Organised by the Hindu Muslim Bhaichara (Brotherhood) Committee, whose sadar (chief) is a certain Hari bhai, the event starts every night at eight and goes on till two in the afternoon the next day. Qawwals from as far as Singapore come to perform. The courtyard of the mausoleum is densely crammed; men seated in front with the qawwals, women at the back. Some of the men get up every once in a while and toss a wad of ten-rupee notes towards the qawwals. After the qawwali starts picking pace, a few women at the back pull a giant white curtain and sneak inside. When we start to shoot, they admonish us, asking us to shoot the rest of the ceremony instead. Intermittent glimpses of tripping bodies flash through the curtain. I ask Haider Ali, a 24-year-old tabla player from the Dilli gharana, standing next to me, to throw some light. “They are shunning the gandi hawa (bad air) that the Djinns engender.”
The qawwals supposedly invoke Baba Badru Shah with their soulful singing and he orders the djinns to leave the bodies of those present there. This subtle process of passionate purging inadvertently wreaks mental havoc for the devotees, making them lose their minds, banging their heads in air, circling relentlessly and howling like wolves on occasions. Nobody minds them. They all have come to rid themselves of their djinns of some kinds, in some cases – the djinns of envy, fear and lust.
We come again the next night, a Thursday. The place is overcrowded; there’s no place to stand, little to breathe. It’s the last and most important night of Urs; the djinns are rampant like never before. Today, however, people are so lost in shunning their gandi hawa that nobody stops us from taking photographs. The delirium of those dancing and quivering has managed to subjugate the barriers; the curtain is down.
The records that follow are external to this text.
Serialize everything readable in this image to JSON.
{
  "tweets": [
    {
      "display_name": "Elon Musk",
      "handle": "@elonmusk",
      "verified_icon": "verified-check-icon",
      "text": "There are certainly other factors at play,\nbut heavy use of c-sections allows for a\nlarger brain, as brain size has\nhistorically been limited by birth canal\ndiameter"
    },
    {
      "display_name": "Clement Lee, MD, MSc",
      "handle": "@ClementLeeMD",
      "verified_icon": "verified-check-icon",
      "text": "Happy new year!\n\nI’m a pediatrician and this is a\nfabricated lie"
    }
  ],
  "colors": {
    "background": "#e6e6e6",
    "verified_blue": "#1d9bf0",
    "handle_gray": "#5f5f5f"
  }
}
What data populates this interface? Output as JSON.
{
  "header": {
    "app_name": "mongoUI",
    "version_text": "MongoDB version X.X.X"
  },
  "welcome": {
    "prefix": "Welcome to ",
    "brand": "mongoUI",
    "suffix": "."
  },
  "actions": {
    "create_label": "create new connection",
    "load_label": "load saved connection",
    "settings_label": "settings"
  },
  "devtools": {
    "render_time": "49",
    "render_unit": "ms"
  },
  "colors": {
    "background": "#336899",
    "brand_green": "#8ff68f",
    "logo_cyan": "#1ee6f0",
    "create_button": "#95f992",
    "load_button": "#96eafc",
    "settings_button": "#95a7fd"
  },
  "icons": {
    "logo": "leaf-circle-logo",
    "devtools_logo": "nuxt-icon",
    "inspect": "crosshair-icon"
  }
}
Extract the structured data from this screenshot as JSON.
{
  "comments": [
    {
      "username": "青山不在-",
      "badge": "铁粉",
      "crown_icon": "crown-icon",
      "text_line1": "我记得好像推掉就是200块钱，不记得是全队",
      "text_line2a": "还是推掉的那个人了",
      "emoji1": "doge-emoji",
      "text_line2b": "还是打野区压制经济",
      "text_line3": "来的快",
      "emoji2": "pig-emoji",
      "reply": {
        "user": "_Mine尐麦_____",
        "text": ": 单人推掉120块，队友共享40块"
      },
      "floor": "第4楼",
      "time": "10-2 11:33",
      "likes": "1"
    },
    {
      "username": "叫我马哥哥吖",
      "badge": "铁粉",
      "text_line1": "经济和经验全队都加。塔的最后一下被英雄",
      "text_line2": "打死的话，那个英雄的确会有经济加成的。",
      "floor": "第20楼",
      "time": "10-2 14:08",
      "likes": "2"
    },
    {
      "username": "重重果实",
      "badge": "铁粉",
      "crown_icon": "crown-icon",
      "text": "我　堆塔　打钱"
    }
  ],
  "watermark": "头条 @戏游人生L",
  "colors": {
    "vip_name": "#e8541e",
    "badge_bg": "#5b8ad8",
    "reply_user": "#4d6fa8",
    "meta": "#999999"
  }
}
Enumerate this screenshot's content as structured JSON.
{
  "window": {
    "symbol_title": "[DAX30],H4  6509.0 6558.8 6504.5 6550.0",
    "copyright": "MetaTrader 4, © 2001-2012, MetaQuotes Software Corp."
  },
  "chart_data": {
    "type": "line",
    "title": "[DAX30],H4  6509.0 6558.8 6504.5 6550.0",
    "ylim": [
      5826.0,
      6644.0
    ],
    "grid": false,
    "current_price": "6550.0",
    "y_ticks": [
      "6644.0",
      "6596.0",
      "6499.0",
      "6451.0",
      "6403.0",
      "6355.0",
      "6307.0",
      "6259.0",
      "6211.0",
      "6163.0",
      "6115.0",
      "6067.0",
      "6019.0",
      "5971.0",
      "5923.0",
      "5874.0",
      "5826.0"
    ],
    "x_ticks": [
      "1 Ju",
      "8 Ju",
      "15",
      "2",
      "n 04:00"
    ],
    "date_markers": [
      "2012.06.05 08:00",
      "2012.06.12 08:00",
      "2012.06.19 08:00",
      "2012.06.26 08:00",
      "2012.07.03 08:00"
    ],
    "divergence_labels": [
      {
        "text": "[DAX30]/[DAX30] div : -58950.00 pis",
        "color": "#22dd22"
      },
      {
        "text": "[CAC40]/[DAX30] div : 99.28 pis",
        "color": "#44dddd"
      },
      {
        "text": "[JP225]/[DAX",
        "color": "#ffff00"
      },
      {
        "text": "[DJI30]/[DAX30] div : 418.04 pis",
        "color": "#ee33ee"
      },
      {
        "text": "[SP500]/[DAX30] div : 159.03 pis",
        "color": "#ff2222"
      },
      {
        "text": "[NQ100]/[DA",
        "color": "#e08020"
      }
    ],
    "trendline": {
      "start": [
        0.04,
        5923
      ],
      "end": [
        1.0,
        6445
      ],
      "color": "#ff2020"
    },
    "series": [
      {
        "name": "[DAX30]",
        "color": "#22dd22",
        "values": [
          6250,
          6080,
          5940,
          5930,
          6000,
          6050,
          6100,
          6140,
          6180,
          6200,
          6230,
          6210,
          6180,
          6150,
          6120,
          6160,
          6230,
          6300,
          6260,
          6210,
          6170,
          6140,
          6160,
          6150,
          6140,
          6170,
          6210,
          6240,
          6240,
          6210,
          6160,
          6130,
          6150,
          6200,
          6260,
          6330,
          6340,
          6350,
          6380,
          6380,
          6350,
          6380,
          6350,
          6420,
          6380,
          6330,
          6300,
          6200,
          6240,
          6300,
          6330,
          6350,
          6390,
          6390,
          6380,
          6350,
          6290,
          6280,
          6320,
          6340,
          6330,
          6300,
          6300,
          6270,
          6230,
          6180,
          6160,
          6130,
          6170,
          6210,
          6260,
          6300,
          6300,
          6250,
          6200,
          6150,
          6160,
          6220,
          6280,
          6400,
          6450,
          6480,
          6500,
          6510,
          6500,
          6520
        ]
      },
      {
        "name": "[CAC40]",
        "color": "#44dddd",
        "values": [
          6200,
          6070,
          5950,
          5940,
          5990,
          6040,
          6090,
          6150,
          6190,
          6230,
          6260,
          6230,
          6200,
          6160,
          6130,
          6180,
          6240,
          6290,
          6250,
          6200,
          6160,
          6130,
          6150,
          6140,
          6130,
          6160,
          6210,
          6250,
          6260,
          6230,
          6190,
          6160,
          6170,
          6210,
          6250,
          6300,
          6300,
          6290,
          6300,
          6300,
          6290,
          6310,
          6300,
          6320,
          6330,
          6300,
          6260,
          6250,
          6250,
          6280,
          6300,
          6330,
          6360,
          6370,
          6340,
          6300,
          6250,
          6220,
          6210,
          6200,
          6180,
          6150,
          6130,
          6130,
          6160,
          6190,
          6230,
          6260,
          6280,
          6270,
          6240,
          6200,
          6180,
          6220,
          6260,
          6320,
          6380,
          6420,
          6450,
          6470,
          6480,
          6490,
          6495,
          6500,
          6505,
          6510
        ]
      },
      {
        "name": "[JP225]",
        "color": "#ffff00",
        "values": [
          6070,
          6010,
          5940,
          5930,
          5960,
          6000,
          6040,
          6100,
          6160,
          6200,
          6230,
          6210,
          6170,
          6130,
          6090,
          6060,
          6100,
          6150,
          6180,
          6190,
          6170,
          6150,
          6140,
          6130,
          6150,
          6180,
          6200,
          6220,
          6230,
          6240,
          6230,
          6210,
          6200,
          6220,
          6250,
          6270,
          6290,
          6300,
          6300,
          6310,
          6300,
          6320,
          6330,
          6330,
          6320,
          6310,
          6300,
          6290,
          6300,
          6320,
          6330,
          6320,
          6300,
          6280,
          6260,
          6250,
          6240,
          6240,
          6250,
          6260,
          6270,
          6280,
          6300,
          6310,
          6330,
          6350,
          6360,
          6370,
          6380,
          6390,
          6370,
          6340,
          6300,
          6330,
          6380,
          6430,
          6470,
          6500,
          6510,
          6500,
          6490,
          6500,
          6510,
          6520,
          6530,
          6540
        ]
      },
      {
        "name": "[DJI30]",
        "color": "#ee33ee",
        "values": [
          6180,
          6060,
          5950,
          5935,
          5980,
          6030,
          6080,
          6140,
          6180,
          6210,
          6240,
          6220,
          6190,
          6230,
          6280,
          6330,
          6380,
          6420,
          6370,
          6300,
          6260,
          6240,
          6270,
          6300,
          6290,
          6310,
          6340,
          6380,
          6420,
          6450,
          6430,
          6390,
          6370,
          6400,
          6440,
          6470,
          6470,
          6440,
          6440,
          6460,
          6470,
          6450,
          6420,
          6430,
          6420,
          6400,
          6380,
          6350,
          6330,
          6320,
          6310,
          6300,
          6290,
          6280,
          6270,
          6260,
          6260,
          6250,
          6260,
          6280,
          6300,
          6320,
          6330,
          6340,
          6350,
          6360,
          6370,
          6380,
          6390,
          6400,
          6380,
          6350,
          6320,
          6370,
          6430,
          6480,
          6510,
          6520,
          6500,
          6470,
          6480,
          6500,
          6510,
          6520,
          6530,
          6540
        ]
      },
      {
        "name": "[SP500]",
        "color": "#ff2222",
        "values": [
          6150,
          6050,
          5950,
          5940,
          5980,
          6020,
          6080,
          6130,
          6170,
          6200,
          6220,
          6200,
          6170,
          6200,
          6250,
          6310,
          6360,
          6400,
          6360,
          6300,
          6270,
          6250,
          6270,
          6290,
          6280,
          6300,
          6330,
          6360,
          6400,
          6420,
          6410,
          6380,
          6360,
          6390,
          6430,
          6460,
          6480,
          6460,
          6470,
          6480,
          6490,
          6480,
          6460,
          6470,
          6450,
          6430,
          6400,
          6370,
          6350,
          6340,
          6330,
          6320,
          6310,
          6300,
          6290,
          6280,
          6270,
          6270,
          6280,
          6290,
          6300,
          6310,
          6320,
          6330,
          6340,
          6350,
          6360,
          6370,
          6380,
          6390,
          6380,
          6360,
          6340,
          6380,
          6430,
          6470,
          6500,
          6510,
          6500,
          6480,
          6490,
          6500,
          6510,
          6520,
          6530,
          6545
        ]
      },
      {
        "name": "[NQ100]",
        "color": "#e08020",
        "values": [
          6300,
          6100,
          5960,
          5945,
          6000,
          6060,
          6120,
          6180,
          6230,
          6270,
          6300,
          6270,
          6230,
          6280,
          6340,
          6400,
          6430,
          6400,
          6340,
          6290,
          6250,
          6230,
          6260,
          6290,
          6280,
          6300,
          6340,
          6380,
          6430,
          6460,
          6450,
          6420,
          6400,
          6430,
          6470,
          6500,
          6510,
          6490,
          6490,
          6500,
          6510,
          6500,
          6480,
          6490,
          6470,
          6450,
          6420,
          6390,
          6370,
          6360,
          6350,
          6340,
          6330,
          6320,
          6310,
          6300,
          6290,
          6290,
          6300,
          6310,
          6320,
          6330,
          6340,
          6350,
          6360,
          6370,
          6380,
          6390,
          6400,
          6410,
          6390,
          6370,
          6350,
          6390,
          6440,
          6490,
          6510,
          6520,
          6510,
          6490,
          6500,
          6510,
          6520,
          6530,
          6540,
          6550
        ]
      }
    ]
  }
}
A woman branches out from the group and drops off on the floor where men are sitting, jumping like a fish out of water. People watch, then channel their attention back to the qawwali. A girl whirls her head, her hair whipping the faces of those near her. Again, nobody quails. A qawwal from Mumbai has taken the stage; his singing ruptures the spooky silence of the entire night.
We return before dawn-break. It’s unsettling to walk through the ruins of the Feroz Shah Kotla, now that we know that the djinns of Delhi are greater in number and are on the loose.